Very interesting article in SFGate this morning on Chrichton as genre science fiction writer :
Remembering Michael Crichton
Michael Berry Chronicle Staff Writer
Sunday, November 9, 2008
The headline Wednesday on the Los Angeles Times Web site was startling: "Michael Crichton, million-selling science-fiction author, dies at 66." Not only because there had been no warning that the youthful-looking novelist, screenwriter, film director and television producer was ill, but because he was being identified so prominently as a writer of science fiction.

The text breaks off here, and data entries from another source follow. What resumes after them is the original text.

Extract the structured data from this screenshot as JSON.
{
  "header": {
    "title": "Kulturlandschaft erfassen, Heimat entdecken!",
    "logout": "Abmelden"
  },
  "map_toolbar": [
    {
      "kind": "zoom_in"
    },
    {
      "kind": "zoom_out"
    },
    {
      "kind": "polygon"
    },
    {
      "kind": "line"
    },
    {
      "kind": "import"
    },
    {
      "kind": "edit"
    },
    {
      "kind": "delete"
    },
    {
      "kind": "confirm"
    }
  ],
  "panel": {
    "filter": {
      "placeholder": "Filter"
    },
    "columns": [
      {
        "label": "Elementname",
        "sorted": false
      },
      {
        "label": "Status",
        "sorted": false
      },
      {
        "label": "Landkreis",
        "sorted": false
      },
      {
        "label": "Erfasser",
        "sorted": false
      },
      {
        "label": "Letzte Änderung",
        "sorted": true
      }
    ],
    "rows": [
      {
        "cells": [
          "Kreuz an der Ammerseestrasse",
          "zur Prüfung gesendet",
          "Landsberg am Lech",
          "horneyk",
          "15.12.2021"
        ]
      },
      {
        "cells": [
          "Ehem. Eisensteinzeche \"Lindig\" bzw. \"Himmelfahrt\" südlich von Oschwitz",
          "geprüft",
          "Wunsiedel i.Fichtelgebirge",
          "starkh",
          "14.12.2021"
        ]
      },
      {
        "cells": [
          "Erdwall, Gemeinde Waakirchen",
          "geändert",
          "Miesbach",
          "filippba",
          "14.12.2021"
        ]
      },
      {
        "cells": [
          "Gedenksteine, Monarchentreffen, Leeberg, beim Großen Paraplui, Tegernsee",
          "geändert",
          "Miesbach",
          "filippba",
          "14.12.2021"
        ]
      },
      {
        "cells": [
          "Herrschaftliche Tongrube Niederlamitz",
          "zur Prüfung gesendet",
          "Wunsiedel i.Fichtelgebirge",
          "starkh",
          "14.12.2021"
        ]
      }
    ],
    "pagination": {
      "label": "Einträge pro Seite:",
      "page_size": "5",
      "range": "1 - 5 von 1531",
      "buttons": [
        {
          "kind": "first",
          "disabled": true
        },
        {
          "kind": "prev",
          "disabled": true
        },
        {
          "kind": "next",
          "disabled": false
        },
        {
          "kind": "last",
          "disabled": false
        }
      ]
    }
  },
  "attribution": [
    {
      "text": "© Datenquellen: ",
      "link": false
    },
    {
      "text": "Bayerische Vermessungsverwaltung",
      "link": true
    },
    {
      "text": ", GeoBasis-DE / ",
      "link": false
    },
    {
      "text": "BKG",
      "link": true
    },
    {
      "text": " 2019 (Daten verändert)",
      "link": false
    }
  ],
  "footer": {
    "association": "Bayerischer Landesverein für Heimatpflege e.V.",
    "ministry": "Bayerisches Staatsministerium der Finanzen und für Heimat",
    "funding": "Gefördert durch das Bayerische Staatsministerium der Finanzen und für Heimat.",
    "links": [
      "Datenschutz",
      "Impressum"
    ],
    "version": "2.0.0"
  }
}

Well, of course, right? With "The Andromeda Strain," written while he was attending Harvard Medical School, Crichton updated and inverted H.G. Wells' "The War of the Worlds." "Sphere" is "Forbidden Planet" transplanted to the ocean floor. "Timeline" plays with temporal paradoxes familiar to anyone who has read Robert A. Heinlein. In "Science Fiction of the 20th Century: An Illustrated History," Frank M. Robinson correctly identifies Crichton as "the most commercially successful science-fiction writer of all time," especially given "Jurassic Park" and its film adaptation and sequels.